# [Task prompt]
Please give the listing underneath again, exactly as shown.

# [Material supplied]
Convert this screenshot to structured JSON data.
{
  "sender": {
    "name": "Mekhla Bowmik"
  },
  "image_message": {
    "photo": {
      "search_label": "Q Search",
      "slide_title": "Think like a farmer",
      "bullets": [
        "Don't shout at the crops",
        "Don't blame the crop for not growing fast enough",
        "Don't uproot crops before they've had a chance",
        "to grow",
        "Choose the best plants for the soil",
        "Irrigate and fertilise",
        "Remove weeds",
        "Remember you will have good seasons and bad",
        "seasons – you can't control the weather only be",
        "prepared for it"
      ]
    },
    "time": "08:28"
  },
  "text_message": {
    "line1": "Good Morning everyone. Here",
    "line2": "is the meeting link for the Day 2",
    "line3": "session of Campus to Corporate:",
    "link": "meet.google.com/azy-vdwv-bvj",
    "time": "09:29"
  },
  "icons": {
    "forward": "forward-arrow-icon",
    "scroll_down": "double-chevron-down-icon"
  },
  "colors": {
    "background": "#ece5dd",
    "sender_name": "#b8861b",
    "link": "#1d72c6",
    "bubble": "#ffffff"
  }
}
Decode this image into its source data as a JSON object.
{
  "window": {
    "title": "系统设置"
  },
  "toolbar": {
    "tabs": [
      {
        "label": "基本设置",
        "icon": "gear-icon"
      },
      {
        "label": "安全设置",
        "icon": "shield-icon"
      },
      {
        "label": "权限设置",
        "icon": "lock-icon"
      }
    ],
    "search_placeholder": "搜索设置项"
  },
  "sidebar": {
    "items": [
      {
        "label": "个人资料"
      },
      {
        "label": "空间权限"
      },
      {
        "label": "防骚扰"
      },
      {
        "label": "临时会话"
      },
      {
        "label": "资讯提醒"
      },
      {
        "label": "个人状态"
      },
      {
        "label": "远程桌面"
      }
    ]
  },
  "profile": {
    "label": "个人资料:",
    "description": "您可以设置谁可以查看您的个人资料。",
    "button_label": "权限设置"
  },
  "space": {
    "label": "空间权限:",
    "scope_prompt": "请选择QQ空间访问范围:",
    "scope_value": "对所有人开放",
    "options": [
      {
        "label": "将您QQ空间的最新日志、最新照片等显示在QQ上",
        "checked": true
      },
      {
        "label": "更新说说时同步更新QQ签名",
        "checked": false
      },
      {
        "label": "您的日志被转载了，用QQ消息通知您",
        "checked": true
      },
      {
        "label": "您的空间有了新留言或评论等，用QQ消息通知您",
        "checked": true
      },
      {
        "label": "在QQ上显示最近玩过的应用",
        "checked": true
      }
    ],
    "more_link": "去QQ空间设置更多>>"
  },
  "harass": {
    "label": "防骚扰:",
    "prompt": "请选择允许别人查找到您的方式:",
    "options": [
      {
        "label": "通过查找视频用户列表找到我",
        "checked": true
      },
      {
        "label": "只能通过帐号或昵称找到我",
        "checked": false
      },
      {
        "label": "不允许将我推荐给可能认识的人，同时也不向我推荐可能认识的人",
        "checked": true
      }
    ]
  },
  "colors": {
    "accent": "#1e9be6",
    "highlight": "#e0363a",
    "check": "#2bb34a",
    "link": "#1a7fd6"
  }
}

# [Finished exercise]
Convert this screenshot to structured JSON data.
{
  "sender": {
    "name": "Mekhla Bowmik"
  },
  "image_message": {
    "photo": {
      "search_label": "Q Search",
      "slide_title": "Think like a farmer",
      "bullets": [
        "Don't shout at the crops",
        "Don't blame the crop for not growing fast enough",
        "Don't uproot crops before they've had a chance",
        "to grow",
        "Choose the best plants for the soil",
        "Irrigate and fertilise",
        "Remove weeds",
        "Remember you will have good seasons and bad",
        "seasons – you can't control the weather only be",
        "prepared for it"
      ]
    },
    "time": "08:28"
  },
  "text_message": {
    "line1": "Good Morning everyone. Here",
    "line2": "is the meeting link for the Day 2",
    "line3": "session of Campus to Corporate:",
    "link": "meet.google.com/azy-vdwv-bvj",
    "time": "09:29"
  },
  "icons": {
    "forward": "forward-arrow-icon",
    "scroll_down": "double-chevron-down-icon"
  },
  "colors": {
    "background": "#ece5dd",
    "sender_name": "#b8861b",
    "link": "#1d72c6",
    "bubble": "#ffffff"
  }
}
Decode this image into its source data as a JSON object.
{
  "window": {
    "title": "系统设置"
  },
  "toolbar": {
    "tabs": [
      {
        "label": "基本设置",
        "icon": "gear-icon"
      },
      {
        "label": "安全设置",
        "icon": "shield-icon"
      },
      {
        "label": "权限设置",
        "icon": "lock-icon"
      }
    ],
    "search_placeholder": "搜索设置项"
  },
  "sidebar": {
    "items": [
      {
        "label": "个人资料"
      },
      {
        "label": "空间权限"
      },
      {
        "label": "防骚扰"
      },
      {
        "label": "临时会话"
      },
      {
        "label": "资讯提醒"
      },
      {
        "label": "个人状态"
      },
      {
        "label": "远程桌面"
      }
    ]
  },
  "profile": {
    "label": "个人资料:",
    "description": "您可以设置谁可以查看您的个人资料。",
    "button_label": "权限设置"
  },
  "space": {
    "label": "空间权限:",
    "scope_prompt": "请选择QQ空间访问范围:",
    "scope_value": "对所有人开放",
    "options": [
      {
        "label": "将您QQ空间的最新日志、最新照片等显示在QQ上",
        "checked": true
      },
      {
        "label": "更新说说时同步更新QQ签名",
        "checked": false
      },
      {
        "label": "您的日志被转载了，用QQ消息通知您",
        "checked": true
      },
      {
        "label": "您的空间有了新留言或评论等，用QQ消息通知您",
        "checked": true
      },
      {
        "label": "在QQ上显示最近玩过的应用",
        "checked": true
      }
    ],
    "more_link": "去QQ空间设置更多>>"
  },
  "harass": {
    "label": "防骚扰:",
    "prompt": "请选择允许别人查找到您的方式:",
    "options": [
      {
        "label": "通过查找视频用户列表找到我",
        "checked": true
      },
      {
        "label": "只能通过帐号或昵称找到我",
        "checked": false
      },
      {
        "label": "不允许将我推荐给可能认识的人，同时也不向我推荐可能认识的人",
        "checked": true
      }
    ]
  },
  "colors": {
    "accent": "#1e9be6",
    "highlight": "#e0363a",
    "check": "#2bb34a",
    "link": "#1a7fd6"
  }
}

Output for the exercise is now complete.